Task
Line by line, print the records exactly as they are, dropping the pictures.

Start of Provided material

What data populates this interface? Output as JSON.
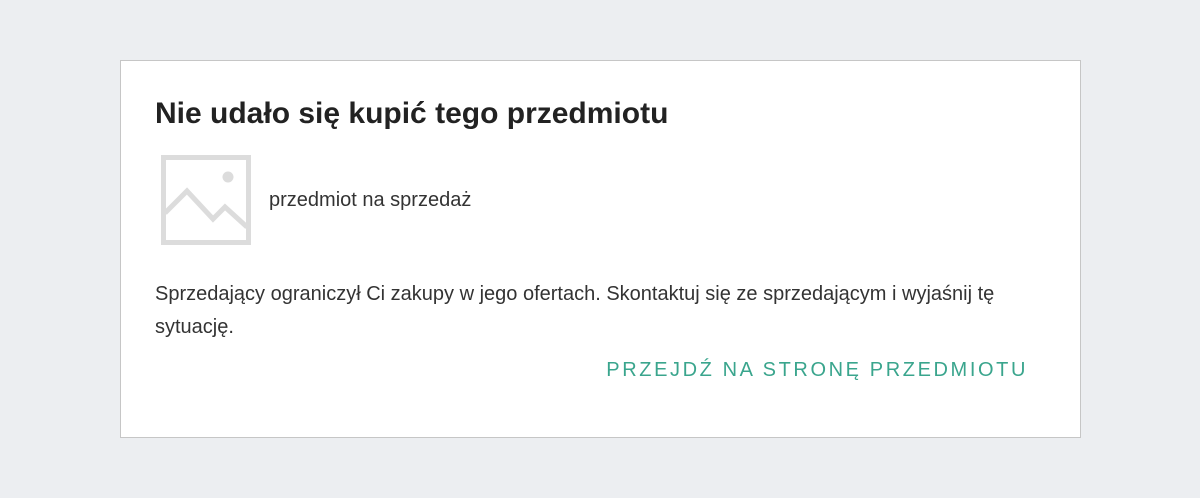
{
  "colors": {
    "page_background": "#eceef1",
    "dialog_background": "#ffffff",
    "dialog_border": "#c6c6c6",
    "title_text": "#222222",
    "body_text": "#333333",
    "accent": "#3aa58d",
    "placeholder_icon": "#dcdcdc"
  },
  "dialog": {
    "title": "Nie udało się kupić tego przedmiotu",
    "item": {
      "thumbnail_icon": "image-placeholder-icon",
      "name": "przedmiot na sprzedaż"
    },
    "message": "Sprzedający ograniczył Ci zakupy w jego ofertach. Skontaktuj się ze sprzedającym i wyjaśnij tę sytuację.",
    "action_label": "PRZEJDŹ NA STRONĘ PRZEDMIOTU"
  }
}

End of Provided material

The answer
What data populates this interface? Output as JSON.
{
  "colors": {
    "page_background": "#eceef1",
    "dialog_background": "#ffffff",
    "dialog_border": "#c6c6c6",
    "title_text": "#222222",
    "body_text": "#333333",
    "accent": "#3aa58d",
    "placeholder_icon": "#dcdcdc"
  },
  "dialog": {
    "title": "Nie udało się kupić tego przedmiotu",
    "item": {
      "thumbnail_icon": "image-placeholder-icon",
      "name": "przedmiot na sprzedaż"
    },
    "message": "Sprzedający ograniczył Ci zakupy w jego ofertach. Skontaktuj się ze sprzedającym i wyjaśnij tę sytuację.",
    "action_label": "PRZEJDŹ NA STRONĘ PRZEDMIOTU"
  }
}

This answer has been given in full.